* [The problem] Where a line of the data below has the string "shield", copy that line.

Dataset items:
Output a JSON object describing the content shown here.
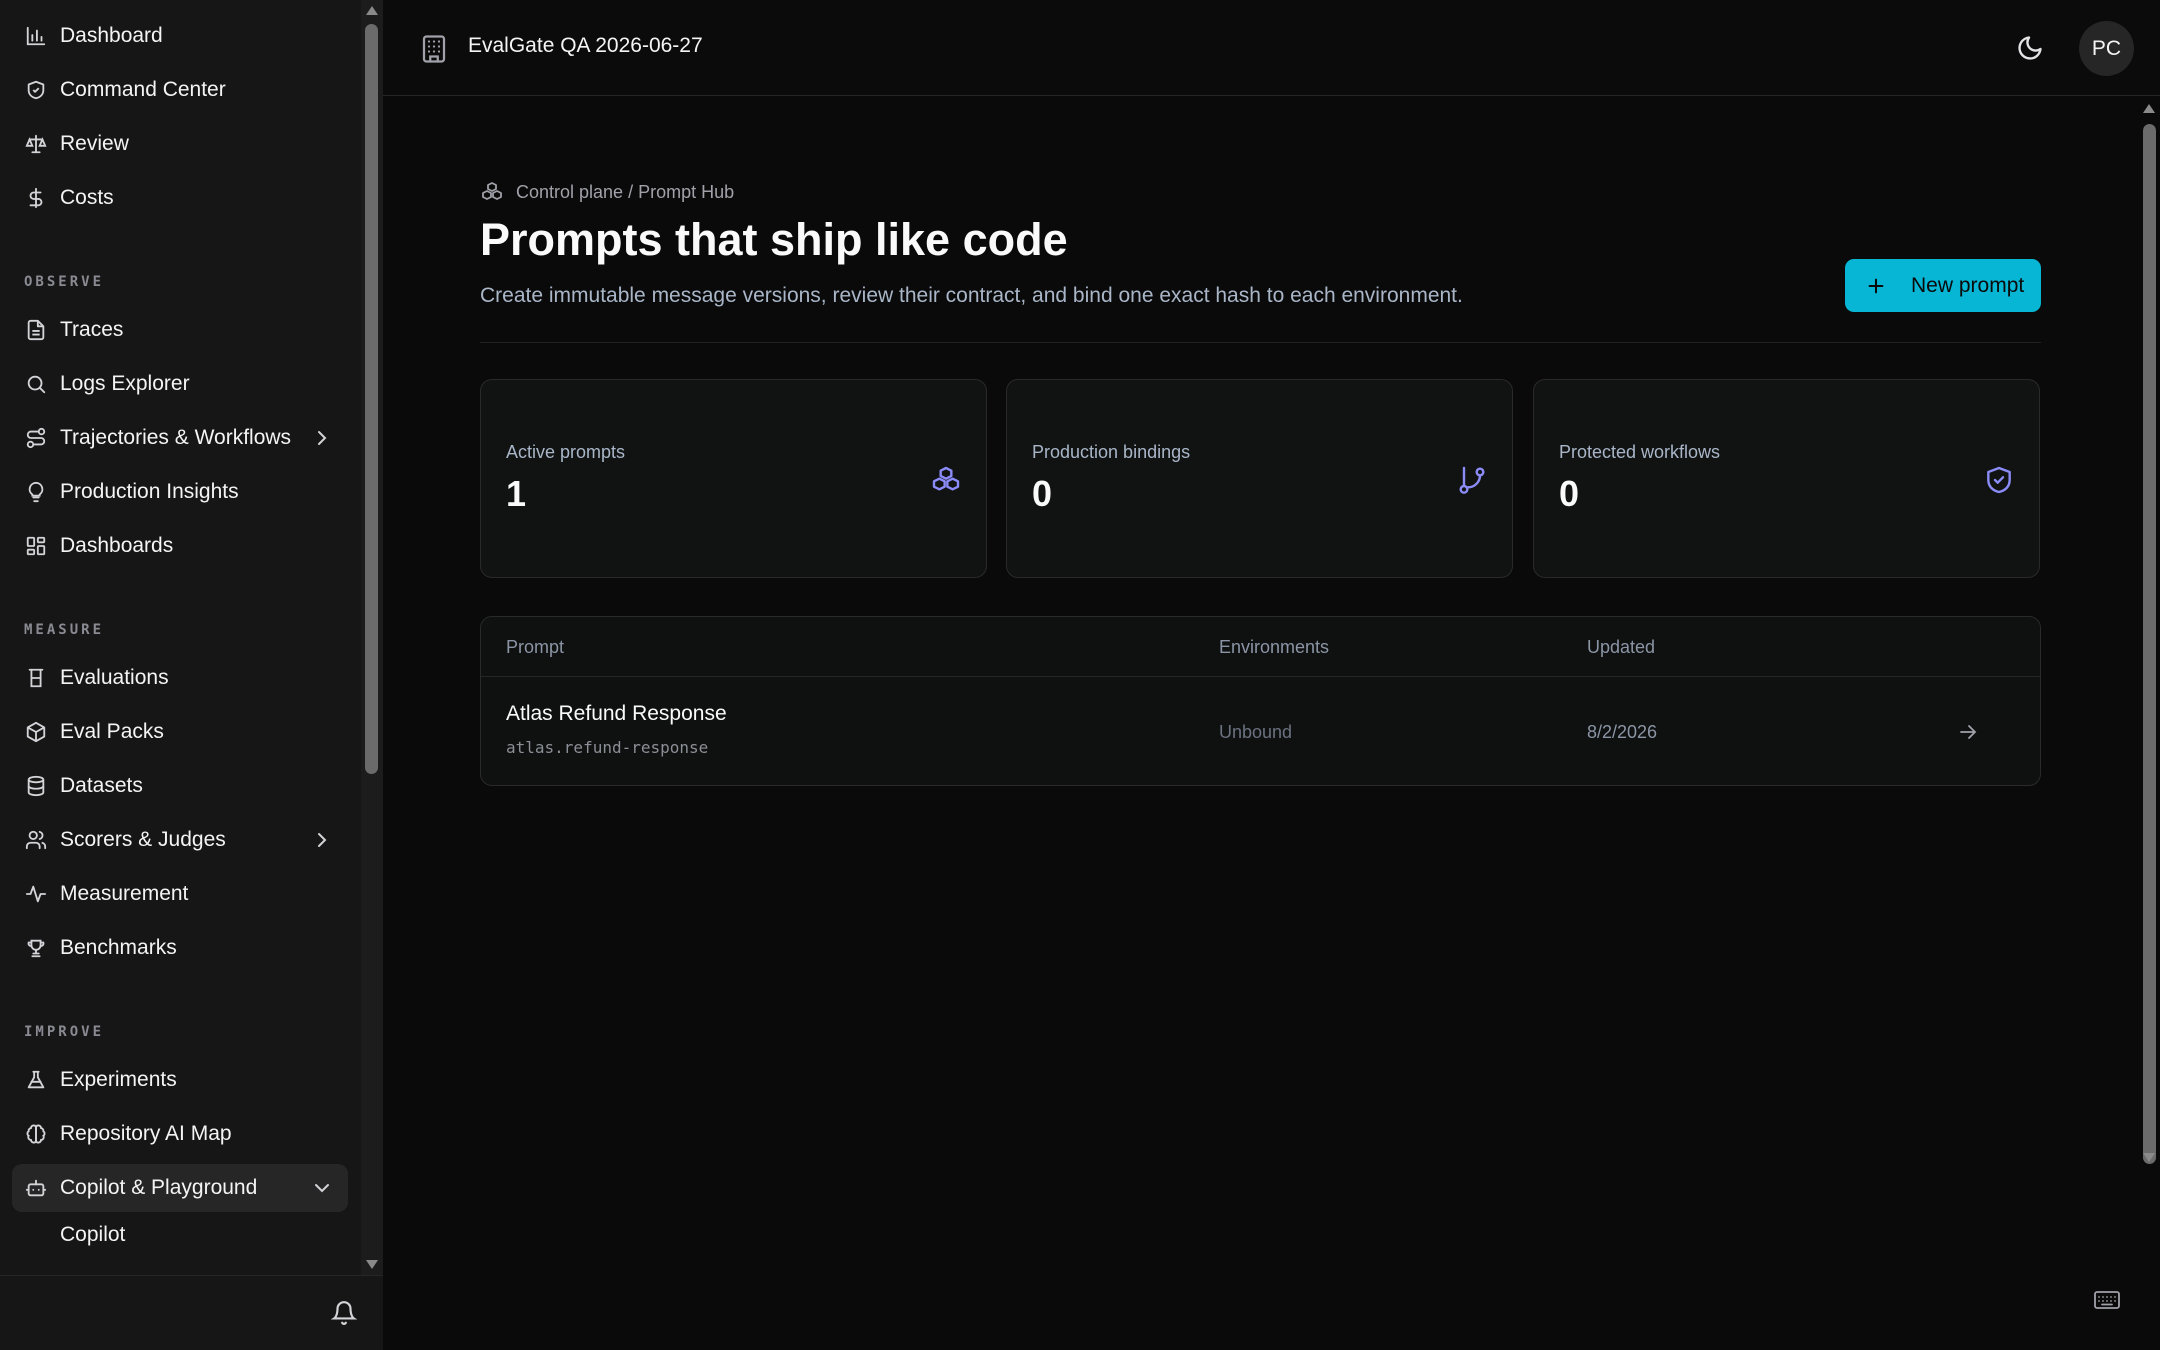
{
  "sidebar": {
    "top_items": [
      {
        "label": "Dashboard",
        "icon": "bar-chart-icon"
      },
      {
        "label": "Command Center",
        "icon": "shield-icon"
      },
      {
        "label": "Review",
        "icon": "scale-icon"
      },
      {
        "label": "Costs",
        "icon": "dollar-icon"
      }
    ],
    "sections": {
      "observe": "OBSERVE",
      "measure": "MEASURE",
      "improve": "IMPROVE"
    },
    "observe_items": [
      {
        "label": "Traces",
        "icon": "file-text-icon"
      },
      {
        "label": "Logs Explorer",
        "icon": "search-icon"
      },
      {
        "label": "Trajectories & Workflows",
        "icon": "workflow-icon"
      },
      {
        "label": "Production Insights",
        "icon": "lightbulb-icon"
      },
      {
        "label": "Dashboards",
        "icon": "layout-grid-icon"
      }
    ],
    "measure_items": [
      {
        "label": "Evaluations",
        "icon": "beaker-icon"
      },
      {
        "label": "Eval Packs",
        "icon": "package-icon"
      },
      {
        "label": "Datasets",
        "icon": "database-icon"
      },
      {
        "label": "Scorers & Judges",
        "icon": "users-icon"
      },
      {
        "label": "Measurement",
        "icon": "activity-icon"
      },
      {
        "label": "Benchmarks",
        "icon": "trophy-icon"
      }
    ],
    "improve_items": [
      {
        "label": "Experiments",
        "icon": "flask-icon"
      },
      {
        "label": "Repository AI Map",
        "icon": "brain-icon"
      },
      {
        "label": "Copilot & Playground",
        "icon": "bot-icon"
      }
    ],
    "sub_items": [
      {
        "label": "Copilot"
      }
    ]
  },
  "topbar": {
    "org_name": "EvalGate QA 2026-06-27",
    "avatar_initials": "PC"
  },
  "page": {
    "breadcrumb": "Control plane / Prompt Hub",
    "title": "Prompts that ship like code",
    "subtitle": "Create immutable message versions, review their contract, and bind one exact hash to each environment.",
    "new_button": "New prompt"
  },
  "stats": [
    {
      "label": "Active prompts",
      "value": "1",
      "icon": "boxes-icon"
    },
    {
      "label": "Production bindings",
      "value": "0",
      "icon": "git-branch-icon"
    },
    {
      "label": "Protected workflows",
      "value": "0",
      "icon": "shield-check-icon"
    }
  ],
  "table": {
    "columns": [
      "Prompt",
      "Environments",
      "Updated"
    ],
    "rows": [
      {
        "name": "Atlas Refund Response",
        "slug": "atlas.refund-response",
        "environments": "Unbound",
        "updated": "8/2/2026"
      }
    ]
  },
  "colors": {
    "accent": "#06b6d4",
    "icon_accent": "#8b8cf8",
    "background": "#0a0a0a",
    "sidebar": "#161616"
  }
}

* [Worked solution]
        "icon": "shield-icon"
      "icon": "shield-check-icon"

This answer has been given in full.